══ Material for this exercise
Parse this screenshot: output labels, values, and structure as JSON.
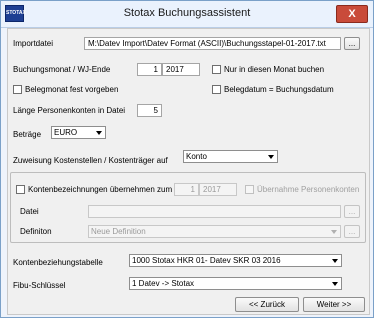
{
  "window": {
    "title": "Stotax Buchungsassistent",
    "icon_text": "STOTAX",
    "close_glyph": "X"
  },
  "import": {
    "label": "Importdatei",
    "path": "M:\\Datev Import\\Datev Format (ASCII)\\Buchungsstapel-01-2017.txt",
    "browse": "..."
  },
  "buchungsmonat": {
    "label": "Buchungsmonat / WJ-Ende",
    "month": "1",
    "year": "2017"
  },
  "nur_monat": {
    "label": "Nur in diesen Monat buchen",
    "checked": false
  },
  "belegmonat": {
    "label": "Belegmonat fest vorgeben",
    "checked": false
  },
  "belegdatum": {
    "label": "Belegdatum = Buchungsdatum",
    "checked": false
  },
  "personenkonten": {
    "label": "Länge Personenkonten in Datei",
    "value": "5"
  },
  "betraege": {
    "label": "Beträge",
    "value": "EURO"
  },
  "zuweisung": {
    "label": "Zuweisung Kostenstellen / Kostenträger auf",
    "value": "Konto"
  },
  "kontenbez": {
    "label": "Kontenbezeichnungen übernehmen zum",
    "month": "1",
    "year": "2017",
    "uebernahme_label": "Übernahme Personenkonten",
    "datei_label": "Datei",
    "datei_value": "",
    "datei_browse": "...",
    "definition_label": "Definiton",
    "definition_value": "Neue Definition",
    "definition_browse": "..."
  },
  "kontenbeziehungstabelle": {
    "label": "Kontenbeziehungstabelle",
    "value": "1000 Stotax HKR 01- Datev SKR 03 2016"
  },
  "fibu": {
    "label": "Fibu-Schlüssel",
    "value": "1 Datev -> Stotax"
  },
  "nav": {
    "back": "<< Zurück",
    "next": "Weiter >>"
  }
}
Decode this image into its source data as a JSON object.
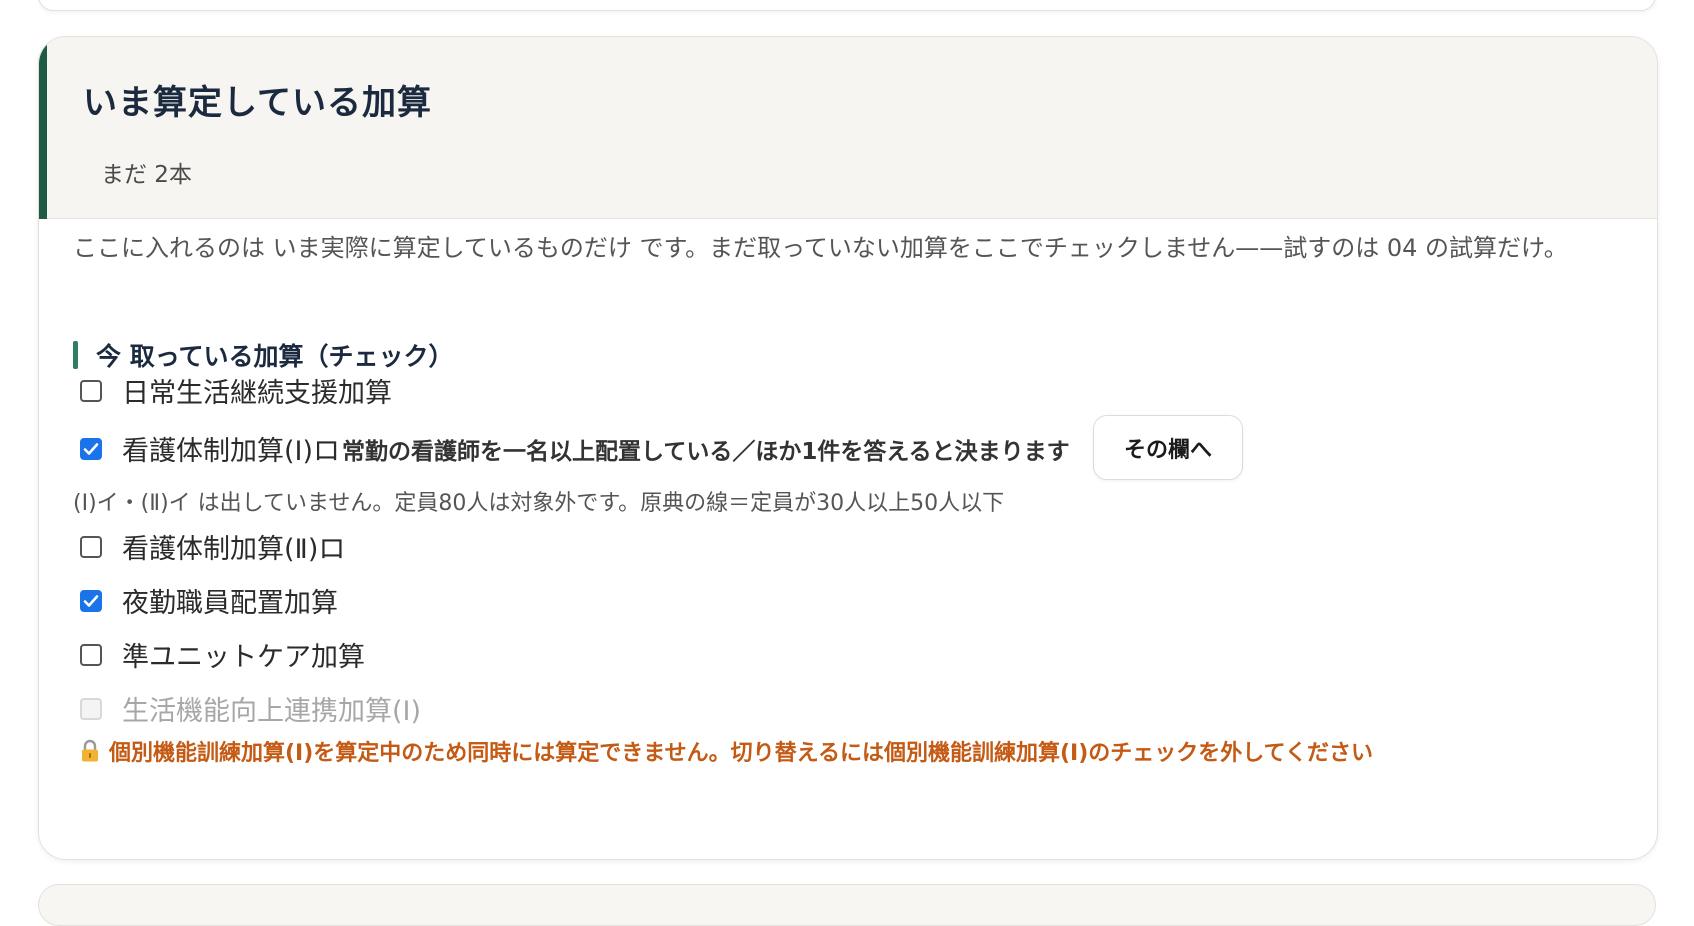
{
  "card": {
    "title": "いま算定している加算",
    "subtitle": "まだ 2本",
    "intro": "ここに入れるのは いま実際に算定しているものだけ です。まだ取っていない加算をここでチェックしません——試すのは 04 の試算だけ。"
  },
  "section": {
    "label": "今 取っている加算（チェック）"
  },
  "options": [
    {
      "label": "日常生活継続支援加算",
      "checked": false,
      "disabled": false
    },
    {
      "label": "看護体制加算(Ⅰ)ロ",
      "hint": "常勤の看護師を一名以上配置している／ほか1件を答えると決まります",
      "checked": true,
      "disabled": false
    },
    {
      "label": "看護体制加算(Ⅱ)ロ",
      "checked": false,
      "disabled": false
    },
    {
      "label": "夜勤職員配置加算",
      "checked": true,
      "disabled": false
    },
    {
      "label": "準ユニットケア加算",
      "checked": false,
      "disabled": false
    },
    {
      "label": "生活機能向上連携加算(Ⅰ)",
      "checked": false,
      "disabled": true
    }
  ],
  "goto_button": {
    "label": "その欄へ"
  },
  "note": "(Ⅰ)イ・(Ⅱ)イ は出していません。定員80人は対象外です。原典の線＝定員が30人以上50人以下",
  "lock_note": {
    "icon": "lock-icon",
    "text": "個別機能訓練加算(Ⅰ)を算定中のため同時には算定できません。切り替えるには個別機能訓練加算(Ⅰ)のチェックを外してください"
  },
  "colors": {
    "accent": "#1f5a45",
    "checkbox": "#1a73e8",
    "warning": "#c45a14"
  }
}
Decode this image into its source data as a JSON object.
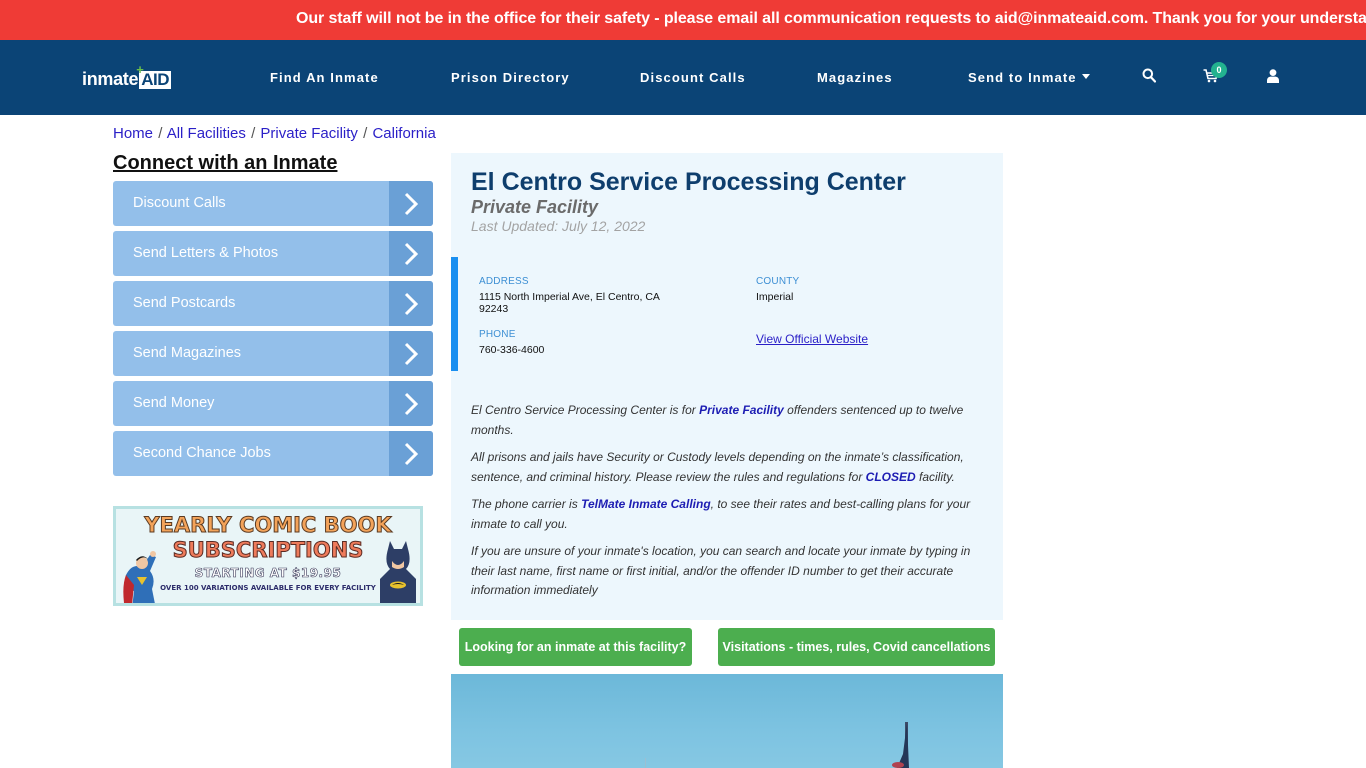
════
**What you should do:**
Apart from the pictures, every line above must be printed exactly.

**Output for this task:**
Parse this screenshot: output labels, values, and structure as JSON.
{
  "window": {
    "title": "Stotax Buchungsassistent",
    "icon_text": "STOTAX",
    "close_glyph": "X"
  },
  "import": {
    "label": "Importdatei",
    "path": "M:\\Datev Import\\Datev Format (ASCII)\\Buchungsstapel-01-2017.txt",
    "browse": "..."
  },
  "buchungsmonat": {
    "label": "Buchungsmonat / WJ-Ende",
    "month": "1",
    "year": "2017"
  },
  "nur_monat": {
    "label": "Nur in diesen Monat buchen",
    "checked": false
  },
  "belegmonat": {
    "label": "Belegmonat fest vorgeben",
    "checked": false
  },
  "belegdatum": {
    "label": "Belegdatum = Buchungsdatum",
    "checked": false
  },
  "personenkonten": {
    "label": "Länge Personenkonten in Datei",
    "value": "5"
  },
  "betraege": {
    "label": "Beträge",
    "value": "EURO"
  },
  "zuweisung": {
    "label": "Zuweisung Kostenstellen / Kostenträger auf",
    "value": "Konto"
  },
  "kontenbez": {
    "label": "Kontenbezeichnungen übernehmen zum",
    "month": "1",
    "year": "2017",
    "uebernahme_label": "Übernahme Personenkonten",
    "datei_label": "Datei",
    "datei_value": "",
    "datei_browse": "...",
    "definition_label": "Definiton",
    "definition_value": "Neue Definition",
    "definition_browse": "..."
  },
  "kontenbeziehungstabelle": {
    "label": "Kontenbeziehungstabelle",
    "value": "1000 Stotax HKR 01- Datev SKR 03 2016"
  },
  "fibu": {
    "label": "Fibu-Schlüssel",
    "value": "1 Datev -> Stotax"
  },
  "nav": {
    "back": "<< Zurück",
    "next": "Weiter >>"
  }
}
Decode this image into its source data as a JSON object.
{
  "card": {
    "title": "いま算定している加算",
    "subtitle": "まだ 2本",
    "intro": "ここに入れるのは いま実際に算定しているものだけ です。まだ取っていない加算をここでチェックしません——試すのは 04 の試算だけ。"
  },
  "section": {
    "label": "今 取っている加算（チェック）"
  },
  "options": [
    {
      "label": "日常生活継続支援加算",
      "checked": false,
      "disabled": false
    },
    {
      "label": "看護体制加算(Ⅰ)ロ",
      "hint": "常勤の看護師を一名以上配置している／ほか1件を答えると決まります",
      "checked": true,
      "disabled": false
    },
    {
      "label": "看護体制加算(Ⅱ)ロ",
      "checked": false,
      "disabled": false
    },
    {
      "label": "夜勤職員配置加算",
      "checked": true,
      "disabled": false
    },
    {
      "label": "準ユニットケア加算",
      "checked": false,
      "disabled": false
    },
    {
      "label": "生活機能向上連携加算(Ⅰ)",
      "checked": false,
      "disabled": true
    }
  ],
  "goto_button": {
    "label": "その欄へ"
  },
  "note": "(Ⅰ)イ・(Ⅱ)イ は出していません。定員80人は対象外です。原典の線＝定員が30人以上50人以下",
  "lock_note": {
    "icon": "lock-icon",
    "text": "個別機能訓練加算(Ⅰ)を算定中のため同時には算定できません。切り替えるには個別機能訓練加算(Ⅰ)のチェックを外してください"
  },
  "colors": {
    "accent": "#1f5a45",
    "checkbox": "#1a73e8",
    "warning": "#c45a14"
  }
}
Decode this image into its source data as a JSON object.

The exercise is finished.